Adjustable Rate Mortgage (ARM)
Is It Right for You?
An adjustable-rate mortgage (ARM), is a home loan that starts with a low fixed-interest rate for 3 to 10 years, followed by periodic rate adjustments.
Currently with the rising interest rate market, we have launched a very competitive 10/6 ARM product. As the initial low rate is fixed for 10 years, it offers a relief of repayment pressure on borrowers for a considerable period. For example, 10/6 Arm rate is generally 0.75 lower than conventional 30-year fixed rate which will save you thousands or tens of thousands over the years. For example, with a loan amount of 375,000, if the 30-year fixed interest rate is 6.0, the total monthly principal and interest is $2248. If you use the 10/6 adjustable interest rate of 5.25, the total monthly principal and interest for the 1st 10 years is $2071. It is a saving of $177 per month and a total of $21,240 over 10 years. (See rates assumption)
What are the pros and cons of ARM?
Adjustable-rate mortgages have a lower starting interest rate
Lower interest rates make a loan seem more attractive. After all, interest is the cost of borrowing. If you can keep this cost down, you won't have to send as much of your hard-earned money to the lender.
You may be able to qualify for an adjustable-rate loan more easily
Lenders consider your debt-to-income ratio when deciding on loan approval. That's your monthly payments relative to monthly income. When choosing ARM, with lower monthly payment, you may qualify for a larger loan size.
Your payments could decrease
If interest rates fall and drive down the index against which your ARM is benchmarked, your monthly payment could drop.
Adjustable-rate mortgages can be risky
The problem is, the ARM is adjustable. After the initial fixed period, If interest rates rise, your payments will increase after the adjustable period begins; some borrowers might have trouble making the larger payments.
Things don’t always go as planned
Is an ARM right for you?

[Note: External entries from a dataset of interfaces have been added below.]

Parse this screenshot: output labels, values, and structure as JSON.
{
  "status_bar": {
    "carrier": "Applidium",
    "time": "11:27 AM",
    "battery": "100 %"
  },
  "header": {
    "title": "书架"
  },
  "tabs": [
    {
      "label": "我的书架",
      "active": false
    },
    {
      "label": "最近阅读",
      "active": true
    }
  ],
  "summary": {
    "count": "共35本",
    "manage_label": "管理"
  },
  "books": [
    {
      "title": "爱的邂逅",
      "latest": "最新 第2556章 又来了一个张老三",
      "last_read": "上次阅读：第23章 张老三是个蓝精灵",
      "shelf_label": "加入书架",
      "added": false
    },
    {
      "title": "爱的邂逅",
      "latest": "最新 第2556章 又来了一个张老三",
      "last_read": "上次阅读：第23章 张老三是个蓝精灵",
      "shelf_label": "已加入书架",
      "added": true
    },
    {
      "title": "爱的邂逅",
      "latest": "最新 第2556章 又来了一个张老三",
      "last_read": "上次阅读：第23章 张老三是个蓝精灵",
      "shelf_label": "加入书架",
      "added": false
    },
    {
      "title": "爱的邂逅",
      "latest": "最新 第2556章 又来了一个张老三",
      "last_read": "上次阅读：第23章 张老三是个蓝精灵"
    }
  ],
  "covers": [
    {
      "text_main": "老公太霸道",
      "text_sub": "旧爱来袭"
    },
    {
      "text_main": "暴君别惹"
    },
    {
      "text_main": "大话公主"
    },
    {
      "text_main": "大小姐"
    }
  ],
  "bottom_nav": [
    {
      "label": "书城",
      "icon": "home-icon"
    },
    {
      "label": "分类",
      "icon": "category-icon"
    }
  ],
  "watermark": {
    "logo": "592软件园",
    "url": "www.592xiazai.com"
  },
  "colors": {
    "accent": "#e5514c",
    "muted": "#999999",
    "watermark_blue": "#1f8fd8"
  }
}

Whether an ARM is a good choice depends on your goals and comfort level with unpredictability. If you sell the home or pay off the mortgage before the adjustable rate goes up, you'll save money. But an ARM probably isn't the right option if you plan to settle in for many years and want the certainty of a constant mortgage rate and monthly payment. In that case, a fixed-rate mortgage is the way to go.